Gregory Crewdson’s photographs of expansive dioramas recall Duchamp, Emerson, and the American suburbs. The documentary Gregory Crewdson: Brief Encounters is in limited release now.
Giovanni’s Gift is Bradford Morrow’s fourth novel, his second in two years, and it brings his corpus around an interesting bend.
They spoke in light, when they felt like speaking. They spoke only to her, they said.
Sitting on a lilypad, bulbous eyes betraying nothing, the frog tosses his long and viscous tongue from his throat at a plump green fly that has meandered, helpless as a schoolgirl, into his neighborhood.
The train ground to a halt, wheels screeching on the blue tracks, mad squeal of metal moving against metal, track stubborn, wheels locked. The slide terminated after a buck, in a stall, a hiss, an utter calm.
Still dressed in the suit he wore to the funeral and not five minutes in mama’s house Cutts sought, found, and pulled down on the cord that hung from the trap door to the attic. Georgia stood behind him, black pumps off.

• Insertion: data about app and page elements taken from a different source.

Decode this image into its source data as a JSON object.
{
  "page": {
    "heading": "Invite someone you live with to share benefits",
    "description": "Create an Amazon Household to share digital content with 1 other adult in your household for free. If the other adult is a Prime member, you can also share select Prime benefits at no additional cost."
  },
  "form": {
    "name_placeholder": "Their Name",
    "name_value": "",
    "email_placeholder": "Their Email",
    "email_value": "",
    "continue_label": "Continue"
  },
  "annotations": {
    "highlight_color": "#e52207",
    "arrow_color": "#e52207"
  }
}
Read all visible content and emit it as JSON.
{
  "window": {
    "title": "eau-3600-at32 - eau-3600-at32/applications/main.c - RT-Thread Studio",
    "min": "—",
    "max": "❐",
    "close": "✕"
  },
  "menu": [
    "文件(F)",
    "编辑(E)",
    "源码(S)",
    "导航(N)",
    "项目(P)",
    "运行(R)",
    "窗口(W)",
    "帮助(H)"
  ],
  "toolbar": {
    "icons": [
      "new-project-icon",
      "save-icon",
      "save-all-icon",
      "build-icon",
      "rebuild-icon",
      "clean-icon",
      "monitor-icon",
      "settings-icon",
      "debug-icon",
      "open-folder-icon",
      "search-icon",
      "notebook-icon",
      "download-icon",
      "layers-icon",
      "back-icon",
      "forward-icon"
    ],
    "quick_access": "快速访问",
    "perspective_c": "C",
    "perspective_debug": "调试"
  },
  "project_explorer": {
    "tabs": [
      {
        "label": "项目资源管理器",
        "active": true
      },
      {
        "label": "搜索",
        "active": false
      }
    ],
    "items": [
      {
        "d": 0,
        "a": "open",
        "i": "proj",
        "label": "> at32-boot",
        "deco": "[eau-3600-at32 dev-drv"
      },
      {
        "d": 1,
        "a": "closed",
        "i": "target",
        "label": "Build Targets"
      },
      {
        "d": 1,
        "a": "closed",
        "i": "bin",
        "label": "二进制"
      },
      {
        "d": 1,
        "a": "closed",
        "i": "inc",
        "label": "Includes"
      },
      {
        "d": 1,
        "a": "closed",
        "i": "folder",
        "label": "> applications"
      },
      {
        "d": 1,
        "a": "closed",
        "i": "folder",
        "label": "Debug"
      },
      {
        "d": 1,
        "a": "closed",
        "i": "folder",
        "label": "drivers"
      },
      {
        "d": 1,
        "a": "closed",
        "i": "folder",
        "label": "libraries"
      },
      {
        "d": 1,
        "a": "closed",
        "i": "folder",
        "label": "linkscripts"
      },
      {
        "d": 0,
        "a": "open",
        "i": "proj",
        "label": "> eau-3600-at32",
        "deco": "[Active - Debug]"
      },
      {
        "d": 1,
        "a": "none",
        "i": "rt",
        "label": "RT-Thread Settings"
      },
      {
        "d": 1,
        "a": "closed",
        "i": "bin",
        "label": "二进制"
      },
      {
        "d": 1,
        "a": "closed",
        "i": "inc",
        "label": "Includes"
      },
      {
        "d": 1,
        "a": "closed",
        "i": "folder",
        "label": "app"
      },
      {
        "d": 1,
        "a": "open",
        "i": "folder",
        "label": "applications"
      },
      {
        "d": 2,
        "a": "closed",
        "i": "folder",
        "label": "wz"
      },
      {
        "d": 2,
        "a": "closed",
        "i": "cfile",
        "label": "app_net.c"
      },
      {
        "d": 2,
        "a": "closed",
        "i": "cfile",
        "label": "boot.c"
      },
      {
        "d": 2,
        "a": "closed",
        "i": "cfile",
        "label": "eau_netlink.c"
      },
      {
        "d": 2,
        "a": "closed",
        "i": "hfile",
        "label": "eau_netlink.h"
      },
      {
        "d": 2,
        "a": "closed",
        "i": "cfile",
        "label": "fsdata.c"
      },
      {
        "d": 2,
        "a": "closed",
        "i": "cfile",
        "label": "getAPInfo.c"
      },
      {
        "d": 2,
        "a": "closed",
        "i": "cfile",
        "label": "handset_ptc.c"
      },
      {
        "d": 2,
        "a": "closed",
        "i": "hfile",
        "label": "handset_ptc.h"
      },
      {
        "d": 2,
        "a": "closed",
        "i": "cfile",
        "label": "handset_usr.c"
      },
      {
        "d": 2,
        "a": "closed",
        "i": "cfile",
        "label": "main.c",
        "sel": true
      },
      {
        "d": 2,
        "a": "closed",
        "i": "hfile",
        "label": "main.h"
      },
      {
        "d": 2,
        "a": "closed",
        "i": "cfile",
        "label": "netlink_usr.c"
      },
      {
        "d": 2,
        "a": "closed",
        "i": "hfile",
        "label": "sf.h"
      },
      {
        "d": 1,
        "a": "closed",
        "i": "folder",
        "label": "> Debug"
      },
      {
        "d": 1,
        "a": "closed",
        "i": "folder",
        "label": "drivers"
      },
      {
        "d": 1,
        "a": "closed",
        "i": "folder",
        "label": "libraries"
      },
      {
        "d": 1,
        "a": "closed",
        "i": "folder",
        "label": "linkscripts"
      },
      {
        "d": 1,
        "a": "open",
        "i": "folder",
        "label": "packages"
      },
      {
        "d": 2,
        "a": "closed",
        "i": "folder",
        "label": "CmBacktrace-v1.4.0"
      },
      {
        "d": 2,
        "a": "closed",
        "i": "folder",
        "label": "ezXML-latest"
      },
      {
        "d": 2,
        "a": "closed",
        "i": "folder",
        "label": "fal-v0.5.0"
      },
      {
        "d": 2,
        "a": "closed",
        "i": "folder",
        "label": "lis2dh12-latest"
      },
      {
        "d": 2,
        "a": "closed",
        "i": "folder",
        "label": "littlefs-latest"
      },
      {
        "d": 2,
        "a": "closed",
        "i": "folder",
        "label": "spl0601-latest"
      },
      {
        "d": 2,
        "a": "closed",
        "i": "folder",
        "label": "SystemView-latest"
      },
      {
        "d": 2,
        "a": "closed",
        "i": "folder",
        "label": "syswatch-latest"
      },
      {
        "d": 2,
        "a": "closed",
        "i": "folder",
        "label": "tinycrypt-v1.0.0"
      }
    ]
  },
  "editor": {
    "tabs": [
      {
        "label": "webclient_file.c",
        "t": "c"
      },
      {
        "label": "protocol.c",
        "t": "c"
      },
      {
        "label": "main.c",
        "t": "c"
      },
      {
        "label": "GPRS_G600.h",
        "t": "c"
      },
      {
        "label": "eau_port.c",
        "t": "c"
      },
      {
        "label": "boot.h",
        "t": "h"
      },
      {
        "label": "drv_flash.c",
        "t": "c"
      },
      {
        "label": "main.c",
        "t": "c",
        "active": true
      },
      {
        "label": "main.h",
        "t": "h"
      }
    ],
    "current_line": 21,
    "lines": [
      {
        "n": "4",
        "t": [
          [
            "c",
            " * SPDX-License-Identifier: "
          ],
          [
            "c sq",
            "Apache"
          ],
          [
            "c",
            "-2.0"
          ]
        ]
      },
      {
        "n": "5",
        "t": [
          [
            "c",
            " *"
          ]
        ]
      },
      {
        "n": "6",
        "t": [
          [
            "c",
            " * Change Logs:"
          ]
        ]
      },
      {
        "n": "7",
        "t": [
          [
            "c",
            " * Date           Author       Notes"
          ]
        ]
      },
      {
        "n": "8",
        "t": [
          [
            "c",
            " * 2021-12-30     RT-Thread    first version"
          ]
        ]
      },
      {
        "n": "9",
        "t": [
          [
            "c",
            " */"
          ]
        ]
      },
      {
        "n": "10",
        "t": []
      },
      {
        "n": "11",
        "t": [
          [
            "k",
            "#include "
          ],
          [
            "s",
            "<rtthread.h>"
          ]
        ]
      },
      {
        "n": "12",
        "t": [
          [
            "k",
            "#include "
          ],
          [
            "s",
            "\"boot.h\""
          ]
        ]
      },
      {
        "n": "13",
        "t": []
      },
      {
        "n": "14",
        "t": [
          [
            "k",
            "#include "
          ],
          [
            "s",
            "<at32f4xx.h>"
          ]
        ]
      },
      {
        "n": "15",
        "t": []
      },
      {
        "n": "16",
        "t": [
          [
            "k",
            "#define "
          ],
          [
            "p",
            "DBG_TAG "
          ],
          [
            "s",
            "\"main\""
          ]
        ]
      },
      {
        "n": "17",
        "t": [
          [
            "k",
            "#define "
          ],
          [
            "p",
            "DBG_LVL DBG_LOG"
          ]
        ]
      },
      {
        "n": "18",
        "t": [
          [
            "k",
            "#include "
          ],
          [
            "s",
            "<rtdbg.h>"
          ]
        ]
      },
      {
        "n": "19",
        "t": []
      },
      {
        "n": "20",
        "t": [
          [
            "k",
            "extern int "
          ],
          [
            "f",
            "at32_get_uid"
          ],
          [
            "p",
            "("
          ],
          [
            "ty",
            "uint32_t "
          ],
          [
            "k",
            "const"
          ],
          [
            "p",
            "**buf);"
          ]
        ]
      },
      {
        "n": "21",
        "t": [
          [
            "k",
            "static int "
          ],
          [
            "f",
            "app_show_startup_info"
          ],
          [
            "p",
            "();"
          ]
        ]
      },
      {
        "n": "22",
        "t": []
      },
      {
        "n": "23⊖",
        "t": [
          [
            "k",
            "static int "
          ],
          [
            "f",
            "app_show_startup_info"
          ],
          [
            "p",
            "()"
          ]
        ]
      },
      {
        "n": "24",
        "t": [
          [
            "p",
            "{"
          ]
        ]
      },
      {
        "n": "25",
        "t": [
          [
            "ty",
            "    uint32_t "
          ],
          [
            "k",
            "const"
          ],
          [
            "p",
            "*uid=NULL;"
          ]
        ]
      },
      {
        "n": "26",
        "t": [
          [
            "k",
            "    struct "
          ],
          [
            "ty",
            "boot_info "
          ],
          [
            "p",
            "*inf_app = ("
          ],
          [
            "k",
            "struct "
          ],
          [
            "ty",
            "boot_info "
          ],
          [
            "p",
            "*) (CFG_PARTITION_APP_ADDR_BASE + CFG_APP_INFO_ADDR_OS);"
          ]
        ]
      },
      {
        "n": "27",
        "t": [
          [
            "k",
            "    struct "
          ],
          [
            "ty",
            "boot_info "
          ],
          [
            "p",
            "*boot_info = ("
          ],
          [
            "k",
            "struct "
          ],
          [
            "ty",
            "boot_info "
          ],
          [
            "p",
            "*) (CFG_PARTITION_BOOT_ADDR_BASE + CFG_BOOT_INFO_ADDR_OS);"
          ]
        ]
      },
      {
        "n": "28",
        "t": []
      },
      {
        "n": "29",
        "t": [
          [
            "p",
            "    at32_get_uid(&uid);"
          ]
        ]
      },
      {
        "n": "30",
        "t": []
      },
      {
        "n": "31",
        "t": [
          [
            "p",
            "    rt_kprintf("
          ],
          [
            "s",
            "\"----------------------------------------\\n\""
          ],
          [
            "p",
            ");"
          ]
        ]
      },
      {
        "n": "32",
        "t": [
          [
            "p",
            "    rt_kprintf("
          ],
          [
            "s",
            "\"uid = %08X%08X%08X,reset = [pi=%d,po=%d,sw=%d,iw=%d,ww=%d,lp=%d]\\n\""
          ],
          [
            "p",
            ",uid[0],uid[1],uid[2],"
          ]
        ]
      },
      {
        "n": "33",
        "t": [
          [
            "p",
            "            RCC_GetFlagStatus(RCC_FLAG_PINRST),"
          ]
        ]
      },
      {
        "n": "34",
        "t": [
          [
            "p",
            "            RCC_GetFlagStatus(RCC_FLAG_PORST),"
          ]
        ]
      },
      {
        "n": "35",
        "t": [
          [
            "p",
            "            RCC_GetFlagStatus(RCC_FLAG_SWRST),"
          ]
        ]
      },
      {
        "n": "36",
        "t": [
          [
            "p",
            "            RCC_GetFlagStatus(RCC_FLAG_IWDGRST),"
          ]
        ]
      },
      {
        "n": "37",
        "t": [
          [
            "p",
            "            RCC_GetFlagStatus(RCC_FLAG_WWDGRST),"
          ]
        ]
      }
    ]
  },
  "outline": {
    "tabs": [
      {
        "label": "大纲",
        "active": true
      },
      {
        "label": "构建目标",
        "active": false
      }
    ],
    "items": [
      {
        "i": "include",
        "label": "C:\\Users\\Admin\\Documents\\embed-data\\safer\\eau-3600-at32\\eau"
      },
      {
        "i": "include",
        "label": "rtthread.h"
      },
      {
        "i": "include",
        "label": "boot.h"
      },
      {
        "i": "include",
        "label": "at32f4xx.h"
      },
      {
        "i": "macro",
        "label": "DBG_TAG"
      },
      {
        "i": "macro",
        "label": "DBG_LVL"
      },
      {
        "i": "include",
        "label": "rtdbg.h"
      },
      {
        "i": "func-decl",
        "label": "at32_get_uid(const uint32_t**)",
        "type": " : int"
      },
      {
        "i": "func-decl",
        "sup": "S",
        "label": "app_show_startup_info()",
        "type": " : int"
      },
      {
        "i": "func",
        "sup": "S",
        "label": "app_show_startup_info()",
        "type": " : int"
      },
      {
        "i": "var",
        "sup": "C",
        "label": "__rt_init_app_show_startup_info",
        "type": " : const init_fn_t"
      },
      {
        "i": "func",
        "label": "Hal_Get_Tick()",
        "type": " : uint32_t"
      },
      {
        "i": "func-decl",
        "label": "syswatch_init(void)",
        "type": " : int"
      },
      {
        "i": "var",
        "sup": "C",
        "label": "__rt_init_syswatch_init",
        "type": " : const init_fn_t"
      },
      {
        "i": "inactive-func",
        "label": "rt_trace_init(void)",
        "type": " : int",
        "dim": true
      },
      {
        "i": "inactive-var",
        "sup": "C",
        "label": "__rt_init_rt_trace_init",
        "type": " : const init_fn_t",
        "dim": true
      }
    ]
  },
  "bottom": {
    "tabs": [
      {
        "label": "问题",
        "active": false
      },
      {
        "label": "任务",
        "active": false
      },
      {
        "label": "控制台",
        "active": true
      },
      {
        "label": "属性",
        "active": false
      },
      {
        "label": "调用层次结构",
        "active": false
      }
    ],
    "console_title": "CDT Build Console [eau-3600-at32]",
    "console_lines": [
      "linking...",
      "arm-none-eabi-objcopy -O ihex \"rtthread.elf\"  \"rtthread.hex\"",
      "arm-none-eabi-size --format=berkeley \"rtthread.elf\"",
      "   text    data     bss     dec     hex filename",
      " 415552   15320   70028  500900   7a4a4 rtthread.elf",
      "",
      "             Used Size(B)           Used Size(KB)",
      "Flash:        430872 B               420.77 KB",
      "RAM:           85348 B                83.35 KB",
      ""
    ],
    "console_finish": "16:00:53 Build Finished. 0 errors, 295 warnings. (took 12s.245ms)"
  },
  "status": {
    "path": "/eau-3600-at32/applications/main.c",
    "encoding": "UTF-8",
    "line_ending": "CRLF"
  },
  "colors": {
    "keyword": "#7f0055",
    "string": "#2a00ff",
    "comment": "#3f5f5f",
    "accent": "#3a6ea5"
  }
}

Her nostrils flared into fleshly roan rings pulled open by tautening about both sides of the longish jaw and muscular apple-round cheek, a movement which brought into view the crisp, expressive teeth hung in her head.
The walls of Ms. Madeleine’s contemporary Lascaux would afford the casual anthropologist no prehistoric lineament of bison, mammoth or spearsman; rather, brash shadings of self-help, fashion, cuisine.
The white moon acted as cynosure. Angstrom lay awake in his bed, situated directly beneath its transparency.
Edouard Roditi was born in Paris 1910 of American parents. In 1929 he abandoned his studies of the Latin and Greek classics at Oxford and, until 1937, was associated with the Surrealist movement in Paris, as contributor to transition and as partner in Editions du Sagittaire, which published Andre Breton’s Surrealist manifestos and a number of books by Crevel, Desnos and Tzara.